The Art of Data in Baseball


Nov 15, 2016

Journalist Malcolm Gladwell and Houston Astros' General Manager Jeff Luhnow at RAND's Politics Aside event in Santa Monica, November 12, 2016

Journalist Malcolm Gladwell and Houston Astros' General Manager Jeff Luhnow at RAND's Politics Aside event in Santa Monica, November 12, 2016

Photo by Maria Martin/RAND Corporation

In the 13 years since Michael Lewis' book Moneyball showed how data and analytics could help the lowly Oakland A's compete against big-market teams, the approach has all but taken over baseball.

Jeff Luhnow joined the revolution early. Soon after Moneyball came out, the St. Louis Cardinals hired him to lead their analytics charge. Luhnow had a McKinsey & Co. consulting pedigree and was dubbed “the accountant.”

“When I started at the Cards we hired one analyst and thought a second would only be needed briefly,” Luhnow told New Yorker journalist Malcolm Gladwell on stage at the RAND Corporation's Politics Aside event.

But the Cardinals hung on to that second analyst—and eventually added more. Today every major league team has at least six analysts, on average.

The traditional baseball scout's keen eye is no longer deemed sufficient to rate talent, Luhnow said. These new-age analysts check curveball spin rates, computer-modeled swing mechanics, and even sleep habits.

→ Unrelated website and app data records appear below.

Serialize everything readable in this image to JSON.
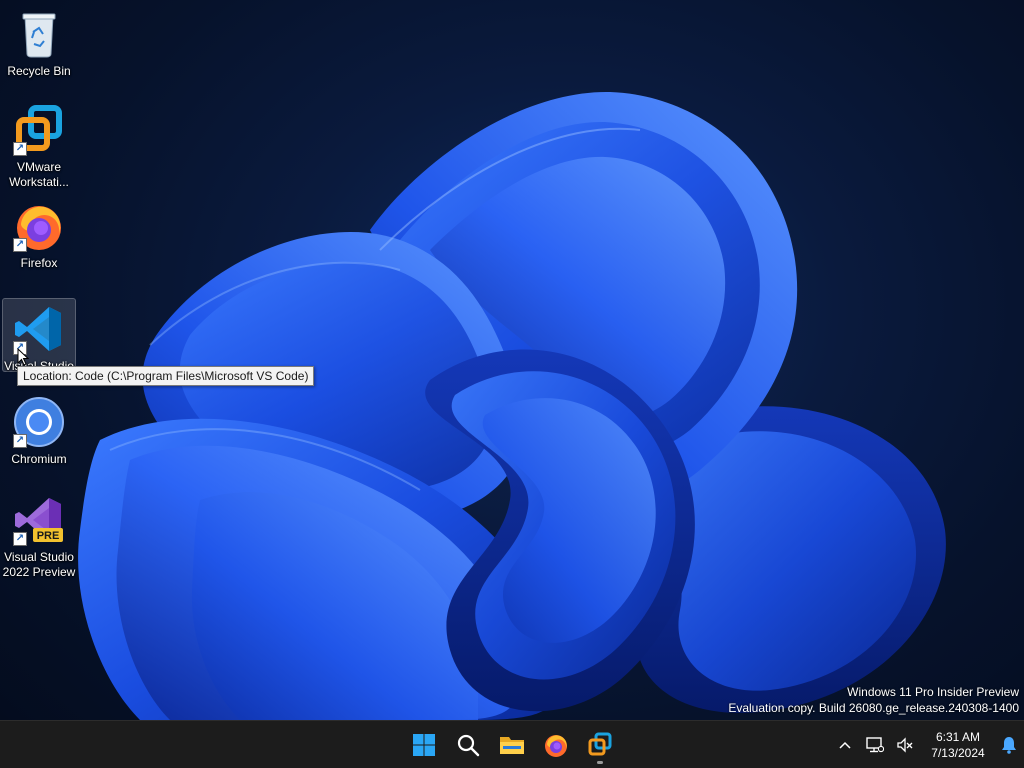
{
  "desktop": {
    "icons": [
      {
        "label": "Recycle Bin",
        "icon": "recycle-bin-icon"
      },
      {
        "label": "VMware\nWorkstati...",
        "icon": "vmware-icon"
      },
      {
        "label": "Firefox",
        "icon": "firefox-icon"
      },
      {
        "label": "Visual Studio",
        "icon": "vscode-icon"
      },
      {
        "label": "Chromium",
        "icon": "chromium-icon"
      },
      {
        "label": "Visual Studio\n2022 Preview",
        "icon": "visual-studio-preview-icon"
      }
    ],
    "preview_badge": "PRE"
  },
  "tooltip": {
    "text": "Location: Code (C:\\Program Files\\Microsoft VS Code)"
  },
  "watermark": {
    "line1": "Windows 11 Pro Insider Preview",
    "line2": "Evaluation copy. Build 26080.ge_release.240308-1400"
  },
  "taskbar": {
    "pinned": [
      "start-icon",
      "search-icon",
      "file-explorer-icon",
      "firefox-icon",
      "vmware-icon"
    ],
    "clock": {
      "time": "6:31 AM",
      "date": "7/13/2024"
    }
  },
  "colors": {
    "accent": "#0067c0",
    "taskbar_bg": "#1c1c1c",
    "bloom": "#1e50e6"
  }
}
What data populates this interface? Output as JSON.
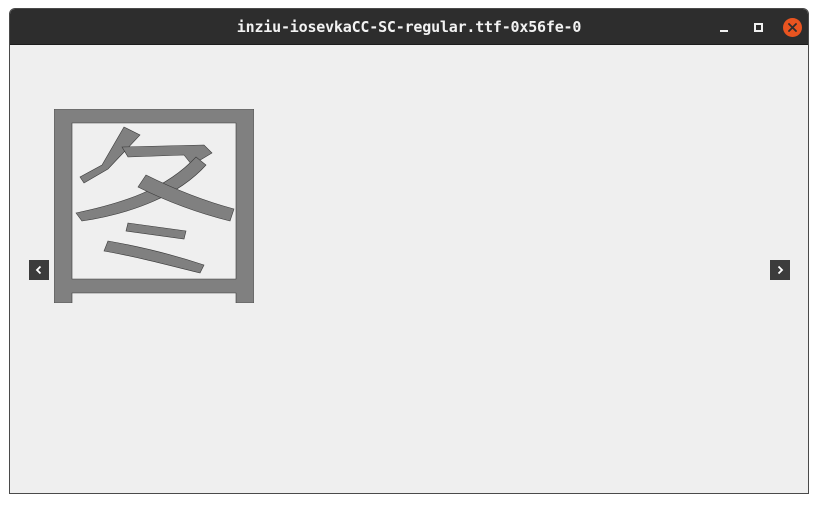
{
  "window": {
    "title": "inziu-iosevkaCC-SC-regular.ttf-0x56fe-0"
  },
  "viewer": {
    "glyph_icon": "glyph-0x56fe-icon"
  },
  "navigation": {
    "prev_icon": "chevron-left-icon",
    "next_icon": "chevron-right-icon"
  },
  "colors": {
    "titlebar": "#2d2d2d",
    "close_button": "#e95420",
    "background": "#efefef",
    "glyph_fill": "#808080"
  }
}
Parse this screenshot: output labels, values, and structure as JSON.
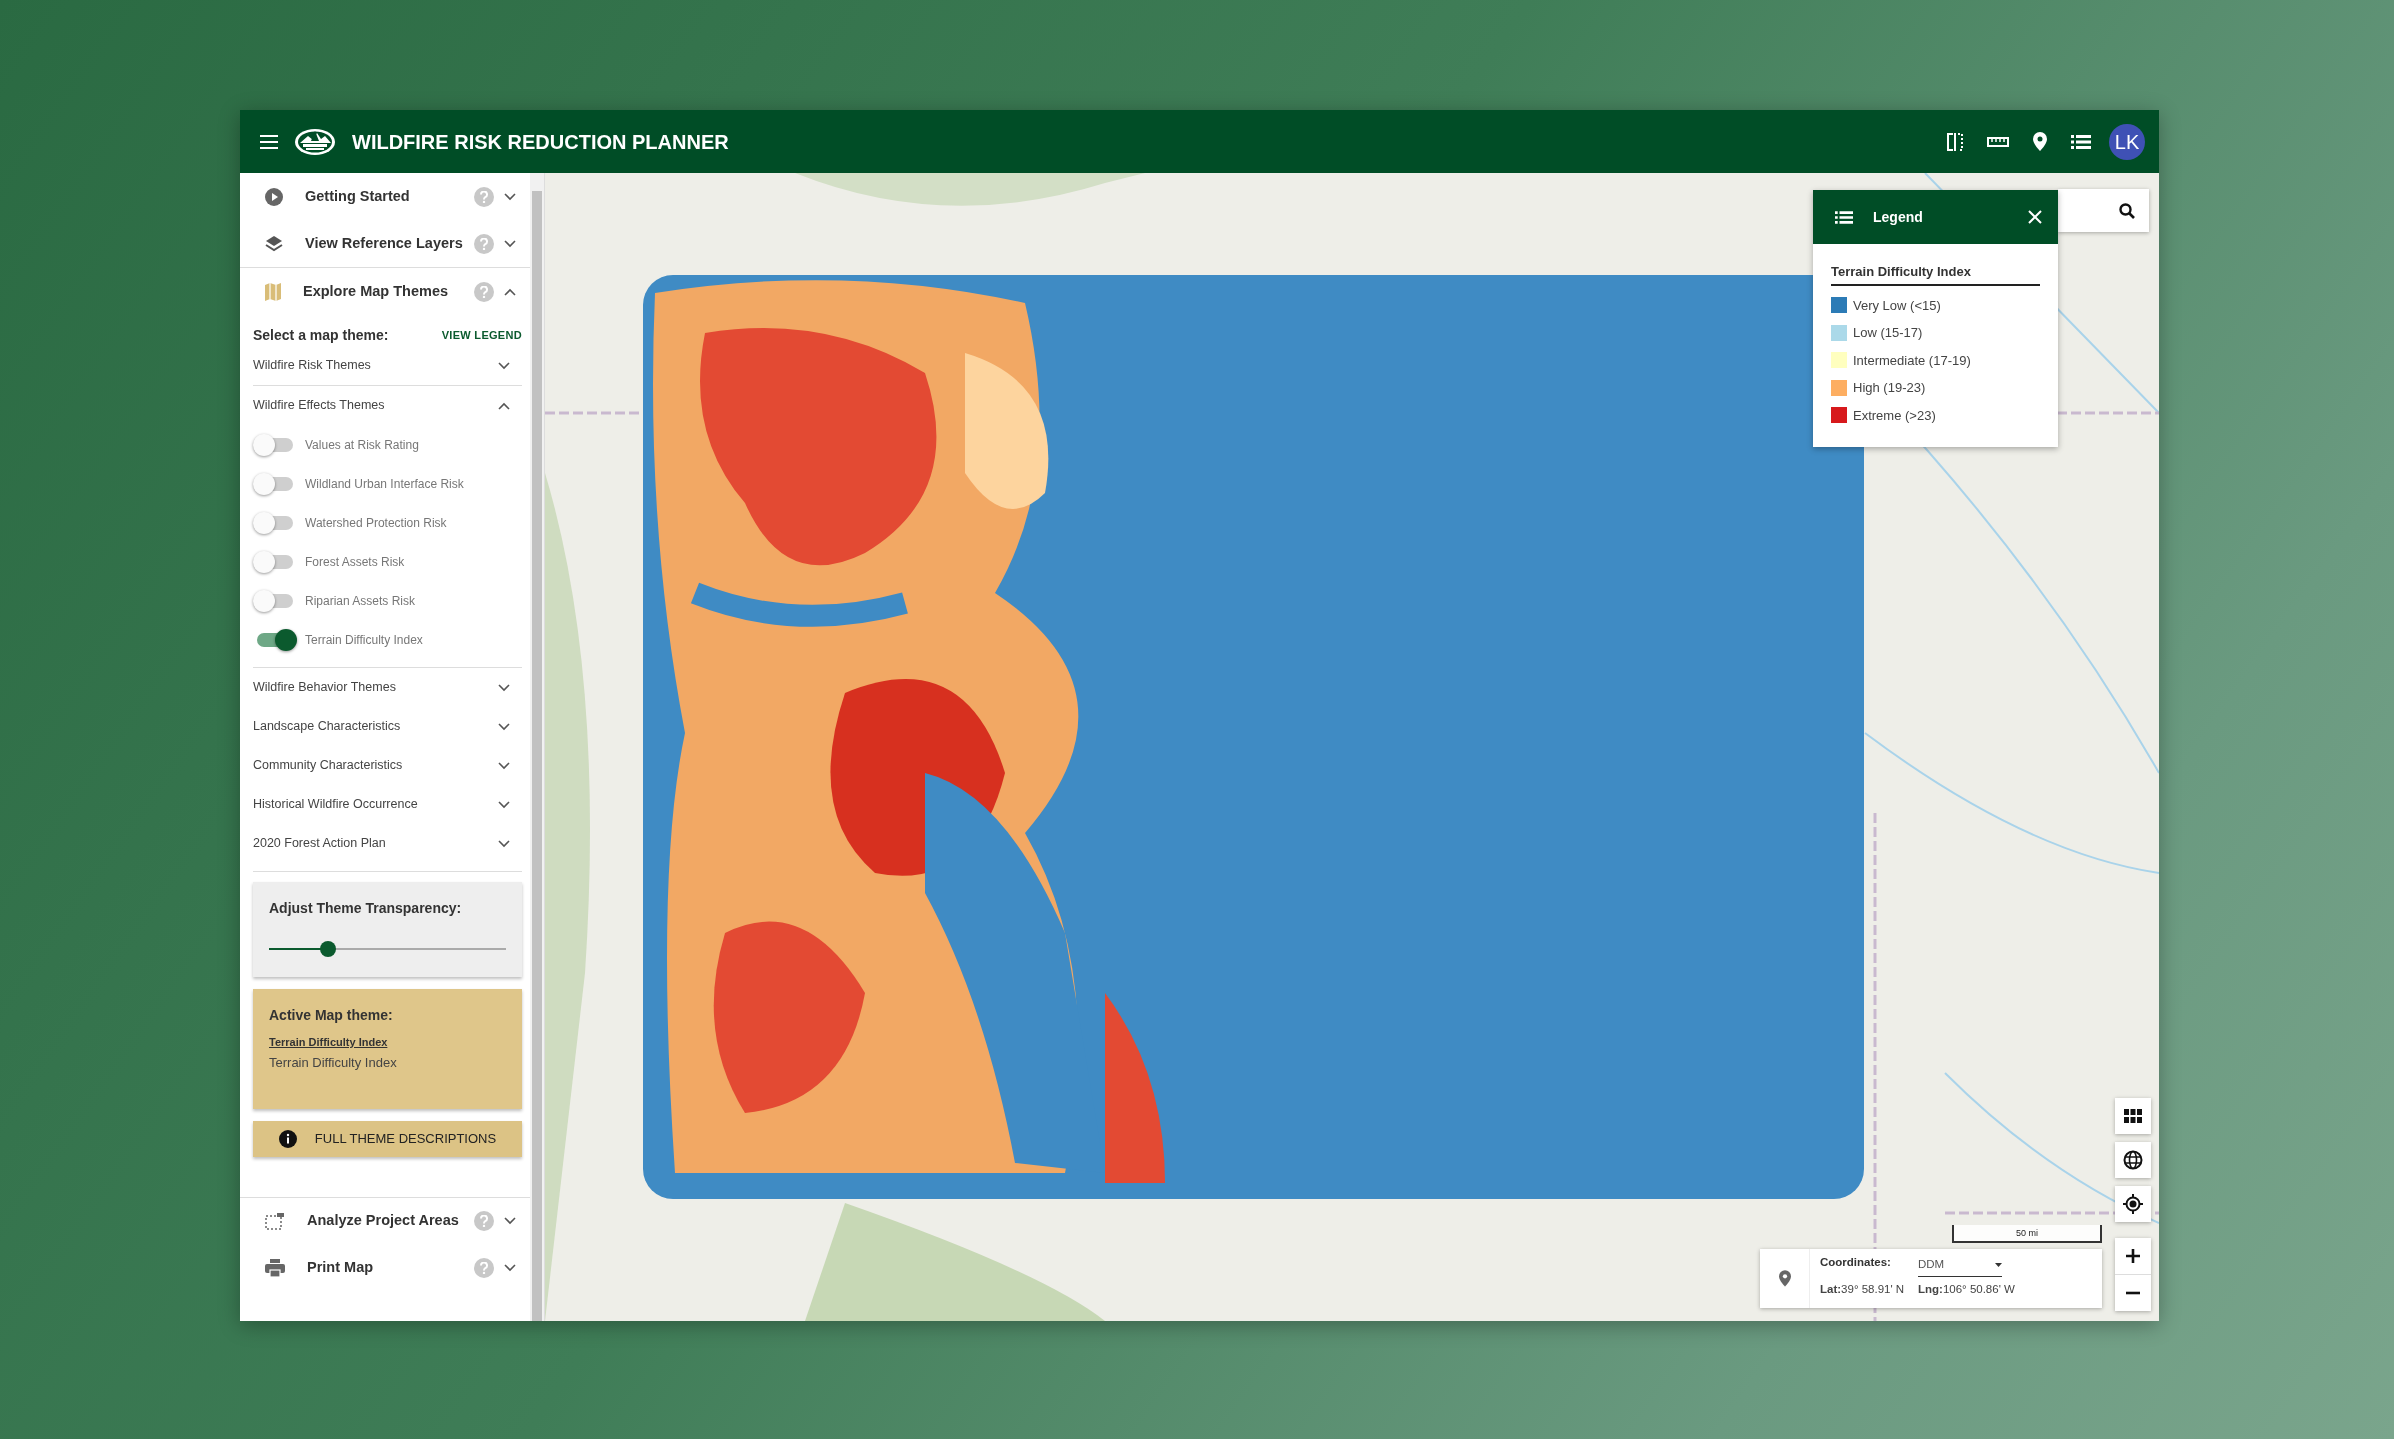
{
  "header": {
    "title": "WILDFIRE RISK REDUCTION PLANNER",
    "avatar": "LK"
  },
  "sidebar": {
    "sections_top": [
      {
        "title": "Getting Started",
        "kind": "play",
        "expanded": false
      },
      {
        "title": "View Reference Layers",
        "kind": "layers",
        "expanded": false
      },
      {
        "title": "Explore Map Themes",
        "kind": "map",
        "expanded": true
      }
    ],
    "prompt": "Select a map theme:",
    "legend_link": "VIEW LEGEND",
    "groups": [
      {
        "title": "Wildfire Risk Themes",
        "expanded": false
      },
      {
        "title": "Wildfire Effects Themes",
        "expanded": true,
        "themes": [
          {
            "label": "Values at Risk Rating",
            "on": false
          },
          {
            "label": "Wildland Urban Interface Risk",
            "on": false
          },
          {
            "label": "Watershed Protection Risk",
            "on": false
          },
          {
            "label": "Forest Assets Risk",
            "on": false
          },
          {
            "label": "Riparian Assets Risk",
            "on": false
          },
          {
            "label": "Terrain Difficulty Index",
            "on": true
          }
        ]
      },
      {
        "title": "Wildfire Behavior Themes",
        "expanded": false
      },
      {
        "title": "Landscape Characteristics",
        "expanded": false
      },
      {
        "title": "Community Characteristics",
        "expanded": false
      },
      {
        "title": "Historical Wildfire Occurrence",
        "expanded": false
      },
      {
        "title": "2020 Forest Action Plan",
        "expanded": false
      }
    ],
    "transparency": {
      "title": "Adjust Theme Transparency:",
      "level": 0.25
    },
    "active_theme": {
      "heading": "Active Map theme:",
      "link": "Terrain Difficulty Index",
      "description": "Terrain Difficulty Index"
    },
    "descriptions_button": "FULL THEME DESCRIPTIONS",
    "sections_bottom": [
      {
        "title": "Analyze Project Areas",
        "kind": "select",
        "expanded": false
      },
      {
        "title": "Print Map",
        "kind": "print",
        "expanded": false
      }
    ]
  },
  "legend": {
    "title": "Legend",
    "layer": "Terrain Difficulty Index",
    "items": [
      {
        "label": "Very Low (<15)",
        "color": "#2c7bb6"
      },
      {
        "label": "Low (15-17)",
        "color": "#abd9e9"
      },
      {
        "label": "Intermediate (17-19)",
        "color": "#ffffbf"
      },
      {
        "label": "High (19-23)",
        "color": "#fdae61"
      },
      {
        "label": "Extreme (>23)",
        "color": "#d7191c"
      }
    ]
  },
  "scale": "50 mi",
  "coordinates": {
    "label": "Coordinates:",
    "format": "DDM",
    "lat": "**Lat:**39° 58.91' N",
    "lng": "**Lng:**106° 50.86' W"
  }
}
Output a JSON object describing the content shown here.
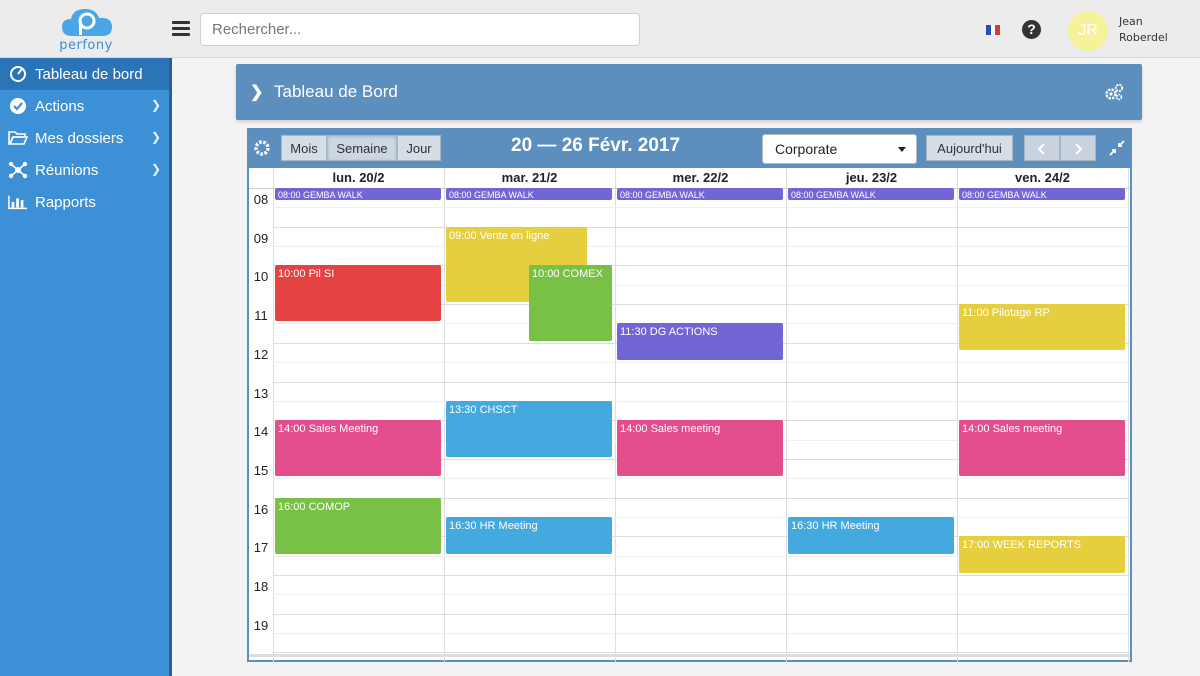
{
  "app": {
    "logo_text": "perfony",
    "colors": {
      "topbar": "#ececec",
      "sidebar": "#3d8fd6",
      "sidebar_active": "#2b74b8",
      "header_panel": "#5c8fbe"
    }
  },
  "topbar": {
    "search_placeholder": "Rechercher...",
    "language_icon": "flag-fr-icon",
    "help_icon": "question-circle-icon",
    "user": {
      "initials": "JR",
      "first_name": "Jean",
      "last_name": "Roberdel"
    }
  },
  "sidebar": {
    "items": [
      {
        "label": "Tableau de bord",
        "icon": "dashboard-icon",
        "active": true,
        "has_submenu": false
      },
      {
        "label": "Actions",
        "icon": "check-circle-icon",
        "active": false,
        "has_submenu": true
      },
      {
        "label": "Mes dossiers",
        "icon": "folder-open-icon",
        "active": false,
        "has_submenu": true
      },
      {
        "label": "Réunions",
        "icon": "network-icon",
        "active": false,
        "has_submenu": true
      },
      {
        "label": "Rapports",
        "icon": "bar-chart-icon",
        "active": false,
        "has_submenu": false
      }
    ]
  },
  "header": {
    "title": "Tableau de Bord",
    "settings_icon": "gears-icon"
  },
  "calendar": {
    "views": [
      "Mois",
      "Semaine",
      "Jour"
    ],
    "active_view": "Semaine",
    "range": "20 — 26 Févr. 2017",
    "selected_calendar": "Corporate",
    "today_label": "Aujourd'hui",
    "prev_label": "<",
    "next_label": ">",
    "days": [
      "lun. 20/2",
      "mar. 21/2",
      "mer. 22/2",
      "jeu. 23/2",
      "ven. 24/2"
    ],
    "hours": [
      "08",
      "09",
      "10",
      "11",
      "12",
      "13",
      "14",
      "15",
      "16",
      "17",
      "18",
      "19"
    ],
    "events": [
      {
        "title": "08:00 GEMBA WALK",
        "day": 0,
        "start": 8.0,
        "end": 8.35,
        "color": "#7266d6",
        "col_start": 0,
        "col_end": 1
      },
      {
        "title": "08:00 GEMBA WALK",
        "day": 1,
        "start": 8.0,
        "end": 8.35,
        "color": "#7266d6",
        "col_start": 0,
        "col_end": 1
      },
      {
        "title": "08:00 GEMBA WALK",
        "day": 2,
        "start": 8.0,
        "end": 8.35,
        "color": "#7266d6",
        "col_start": 0,
        "col_end": 1
      },
      {
        "title": "08:00 GEMBA WALK",
        "day": 3,
        "start": 8.0,
        "end": 8.35,
        "color": "#7266d6",
        "col_start": 0,
        "col_end": 1
      },
      {
        "title": "08:00 GEMBA WALK",
        "day": 4,
        "start": 8.0,
        "end": 8.35,
        "color": "#7266d6",
        "col_start": 0,
        "col_end": 1
      },
      {
        "title": "09:00 Vente en ligne",
        "day": 1,
        "start": 9.0,
        "end": 11.0,
        "color": "#e6cf3e",
        "col_start": 0,
        "col_end": 0.85
      },
      {
        "title": "10:00 Pil SI",
        "day": 0,
        "start": 10.0,
        "end": 11.5,
        "color": "#e54242",
        "col_start": 0,
        "col_end": 1
      },
      {
        "title": "10:00 COMEX",
        "day": 1,
        "start": 10.0,
        "end": 12.0,
        "color": "#78c046",
        "col_start": 0.5,
        "col_end": 1
      },
      {
        "title": "11:00 Pilotage RP",
        "day": 4,
        "start": 11.0,
        "end": 12.25,
        "color": "#e6cf3e",
        "col_start": 0,
        "col_end": 1
      },
      {
        "title": "11:30 DG ACTIONS",
        "day": 2,
        "start": 11.5,
        "end": 12.5,
        "color": "#7266d6",
        "col_start": 0,
        "col_end": 1
      },
      {
        "title": "13:30 CHSCT",
        "day": 1,
        "start": 13.5,
        "end": 15.0,
        "color": "#43a9de",
        "col_start": 0,
        "col_end": 1
      },
      {
        "title": "14:00 Sales Meeting",
        "day": 0,
        "start": 14.0,
        "end": 15.5,
        "color": "#e44e8c",
        "col_start": 0,
        "col_end": 1
      },
      {
        "title": "14:00 Sales meeting",
        "day": 2,
        "start": 14.0,
        "end": 15.5,
        "color": "#e44e8c",
        "col_start": 0,
        "col_end": 1
      },
      {
        "title": "14:00 Sales meeting",
        "day": 4,
        "start": 14.0,
        "end": 15.5,
        "color": "#e44e8c",
        "col_start": 0,
        "col_end": 1
      },
      {
        "title": "16:00 COMOP",
        "day": 0,
        "start": 16.0,
        "end": 17.5,
        "color": "#78c046",
        "col_start": 0,
        "col_end": 1
      },
      {
        "title": "16:30 HR Meeting",
        "day": 1,
        "start": 16.5,
        "end": 17.5,
        "color": "#43a9de",
        "col_start": 0,
        "col_end": 1
      },
      {
        "title": "16:30 HR Meeting",
        "day": 3,
        "start": 16.5,
        "end": 17.5,
        "color": "#43a9de",
        "col_start": 0,
        "col_end": 1
      },
      {
        "title": "17:00 WEEK REPORTS",
        "day": 4,
        "start": 17.0,
        "end": 18.0,
        "color": "#e6cf3e",
        "col_start": 0,
        "col_end": 1
      }
    ]
  }
}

Analytics recently kept Luhnow's current team, the Houston Astros, where he is general manager, from shelling out a big bonus to a Cuban prospect. “A year ago we would have signed him,” he said. But technology revealed a problem with the player's swing that would have been a major undertaking to correct.

But surely, Gladwell asked, aren't there limits to the predictive powers of analytics?

Luhnow said yes. Sleep studies suggested his players would be better off if they stayed the night at an away game instead of flying home and sleeping late the next day. But when they tried it, the reality was players didn't actually go to bed when they were supposed to.

He also mentioned Jose Altuve, the diminutive Astros second baseman. “The guide says he's 5-foot-6, but he's 5-foot-5,” Luhnow said, drawing laughter. “When he came for tryouts they shooed him away.”

But neither the scouts nor the analytics accounted for Altuve's now-legendary work ethic—routinely arriving at practice an hour before everyone else—that made him a multiple All-Star. “We would have predicted him to get to the bigs but not do so well,” Luhnow said. “He's exceeded our predictions year after year.”

Luhnow's takeaway: Teams do best when analytics match up with traditional evaluation.

Now analytics is just as crucial in other sports. In basketball, it advises when to shoot the 3-point shot. In football, when to punt. In soccer, seeing whether distances run matches up with passing efficiency.

“We just hired a guy from the soccer industry” to help assess fatigue and other health issues, Luhnow said. “He's given us a huge head start in that area. Some guys are going sport to sport. There's going to be more cross-pollination.”

Listen to the podcast

— Jeffrey Hiday